### PROBLEM TO WORK ON
Every record below needs to be printed again exactly.

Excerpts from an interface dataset
= Beginning of Section =
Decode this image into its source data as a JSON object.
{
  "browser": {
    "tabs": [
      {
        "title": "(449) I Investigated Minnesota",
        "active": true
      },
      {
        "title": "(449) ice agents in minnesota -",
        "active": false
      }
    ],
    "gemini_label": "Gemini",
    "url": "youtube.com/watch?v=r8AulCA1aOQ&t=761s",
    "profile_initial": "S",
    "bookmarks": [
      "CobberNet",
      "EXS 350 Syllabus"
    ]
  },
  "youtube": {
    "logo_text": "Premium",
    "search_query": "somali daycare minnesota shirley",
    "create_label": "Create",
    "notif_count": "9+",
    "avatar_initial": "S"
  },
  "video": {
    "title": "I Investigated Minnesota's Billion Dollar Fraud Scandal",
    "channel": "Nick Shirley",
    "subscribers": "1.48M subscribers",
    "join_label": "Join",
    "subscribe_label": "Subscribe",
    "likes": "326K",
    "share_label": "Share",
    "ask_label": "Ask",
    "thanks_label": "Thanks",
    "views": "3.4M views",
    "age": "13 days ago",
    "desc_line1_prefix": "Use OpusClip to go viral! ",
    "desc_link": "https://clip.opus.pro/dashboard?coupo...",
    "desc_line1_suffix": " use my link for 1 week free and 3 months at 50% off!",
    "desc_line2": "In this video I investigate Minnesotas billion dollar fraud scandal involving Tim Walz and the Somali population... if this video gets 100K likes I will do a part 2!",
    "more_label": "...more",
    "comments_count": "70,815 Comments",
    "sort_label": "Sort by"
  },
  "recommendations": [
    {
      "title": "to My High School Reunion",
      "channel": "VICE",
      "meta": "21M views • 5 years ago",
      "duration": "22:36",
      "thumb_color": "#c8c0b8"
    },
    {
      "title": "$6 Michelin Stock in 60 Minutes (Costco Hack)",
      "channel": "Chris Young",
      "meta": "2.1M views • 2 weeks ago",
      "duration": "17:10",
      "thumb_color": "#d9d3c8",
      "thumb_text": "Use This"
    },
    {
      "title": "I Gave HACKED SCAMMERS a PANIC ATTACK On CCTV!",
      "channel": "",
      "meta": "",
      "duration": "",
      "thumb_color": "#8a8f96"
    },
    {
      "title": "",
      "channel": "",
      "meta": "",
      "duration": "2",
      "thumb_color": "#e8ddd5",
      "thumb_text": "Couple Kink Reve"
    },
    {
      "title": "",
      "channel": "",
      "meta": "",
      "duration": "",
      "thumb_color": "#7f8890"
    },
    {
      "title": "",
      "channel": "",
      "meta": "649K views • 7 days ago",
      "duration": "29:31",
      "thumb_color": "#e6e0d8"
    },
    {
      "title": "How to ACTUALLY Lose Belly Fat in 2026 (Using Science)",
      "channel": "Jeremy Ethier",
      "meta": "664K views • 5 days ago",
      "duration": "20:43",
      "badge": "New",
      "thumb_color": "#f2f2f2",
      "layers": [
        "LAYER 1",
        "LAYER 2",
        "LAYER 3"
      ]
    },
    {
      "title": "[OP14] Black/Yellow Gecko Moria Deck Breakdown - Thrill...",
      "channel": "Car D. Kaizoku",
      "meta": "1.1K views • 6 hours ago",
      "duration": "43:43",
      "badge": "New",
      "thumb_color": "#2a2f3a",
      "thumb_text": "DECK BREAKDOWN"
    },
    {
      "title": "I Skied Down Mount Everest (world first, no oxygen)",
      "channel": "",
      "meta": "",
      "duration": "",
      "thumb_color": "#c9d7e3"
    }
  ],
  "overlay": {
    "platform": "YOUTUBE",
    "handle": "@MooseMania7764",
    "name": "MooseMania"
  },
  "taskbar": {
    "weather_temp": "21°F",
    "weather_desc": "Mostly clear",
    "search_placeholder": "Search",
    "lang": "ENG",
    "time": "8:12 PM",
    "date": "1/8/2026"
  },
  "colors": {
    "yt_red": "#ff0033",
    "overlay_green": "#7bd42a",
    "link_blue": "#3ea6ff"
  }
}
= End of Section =
### RESPONSE
Decode this image into its source data as a JSON object.
{
  "browser": {
    "tabs": [
      {
        "title": "(449) I Investigated Minnesota",
        "active": true
      },
      {
        "title": "(449) ice agents in minnesota -",
        "active": false
      }
    ],
    "gemini_label": "Gemini",
    "url": "youtube.com/watch?v=r8AulCA1aOQ&t=761s",
    "profile_initial": "S",
    "bookmarks": [
      "CobberNet",
      "EXS 350 Syllabus"
    ]
  },
  "youtube": {
    "logo_text": "Premium",
    "search_query": "somali daycare minnesota shirley",
    "create_label": "Create",
    "notif_count": "9+",
    "avatar_initial": "S"
  },
  "video": {
    "title": "I Investigated Minnesota's Billion Dollar Fraud Scandal",
    "channel": "Nick Shirley",
    "subscribers": "1.48M subscribers",
    "join_label": "Join",
    "subscribe_label": "Subscribe",
    "likes": "326K",
    "share_label": "Share",
    "ask_label": "Ask",
    "thanks_label": "Thanks",
    "views": "3.4M views",
    "age": "13 days ago",
    "desc_line1_prefix": "Use OpusClip to go viral! ",
    "desc_link": "https://clip.opus.pro/dashboard?coupo...",
    "desc_line1_suffix": " use my link for 1 week free and 3 months at 50% off!",
    "desc_line2": "In this video I investigate Minnesotas billion dollar fraud scandal involving Tim Walz and the Somali population... if this video gets 100K likes I will do a part 2!",
    "more_label": "...more",
    "comments_count": "70,815 Comments",
    "sort_label": "Sort by"
  },
  "recommendations": [
    {
      "title": "to My High School Reunion",
      "channel": "VICE",
      "meta": "21M views • 5 years ago",
      "duration": "22:36",
      "thumb_color": "#c8c0b8"
    },
    {
      "title": "$6 Michelin Stock in 60 Minutes (Costco Hack)",
      "channel": "Chris Young",
      "meta": "2.1M views • 2 weeks ago",
      "duration": "17:10",
      "thumb_color": "#d9d3c8",
      "thumb_text": "Use This"
    },
    {
      "title": "I Gave HACKED SCAMMERS a PANIC ATTACK On CCTV!",
      "channel": "",
      "meta": "",
      "duration": "",
      "thumb_color": "#8a8f96"
    },
    {
      "title": "",
      "channel": "",
      "meta": "",
      "duration": "2",
      "thumb_color": "#e8ddd5",
      "thumb_text": "Couple Kink Reve"
    },
    {
      "title": "",
      "channel": "",
      "meta": "",
      "duration": "",
      "thumb_color": "#7f8890"
    },
    {
      "title": "",
      "channel": "",
      "meta": "649K views • 7 days ago",
      "duration": "29:31",
      "thumb_color": "#e6e0d8"
    },
    {
      "title": "How to ACTUALLY Lose Belly Fat in 2026 (Using Science)",
      "channel": "Jeremy Ethier",
      "meta": "664K views • 5 days ago",
      "duration": "20:43",
      "badge": "New",
      "thumb_color": "#f2f2f2",
      "layers": [
        "LAYER 1",
        "LAYER 2",
        "LAYER 3"
      ]
    },
    {
      "title": "[OP14] Black/Yellow Gecko Moria Deck Breakdown - Thrill...",
      "channel": "Car D. Kaizoku",
      "meta": "1.1K views • 6 hours ago",
      "duration": "43:43",
      "badge": "New",
      "thumb_color": "#2a2f3a",
      "thumb_text": "DECK BREAKDOWN"
    },
    {
      "title": "I Skied Down Mount Everest (world first, no oxygen)",
      "channel": "",
      "meta": "",
      "duration": "",
      "thumb_color": "#c9d7e3"
    }
  ],
  "overlay": {
    "platform": "YOUTUBE",
    "handle": "@MooseMania7764",
    "name": "MooseMania"
  },
  "taskbar": {
    "weather_temp": "21°F",
    "weather_desc": "Mostly clear",
    "search_placeholder": "Search",
    "lang": "ENG",
    "time": "8:12 PM",
    "date": "1/8/2026"
  },
  "colors": {
    "yt_red": "#ff0033",
    "overlay_green": "#7bd42a",
    "link_blue": "#3ea6ff"
  }
}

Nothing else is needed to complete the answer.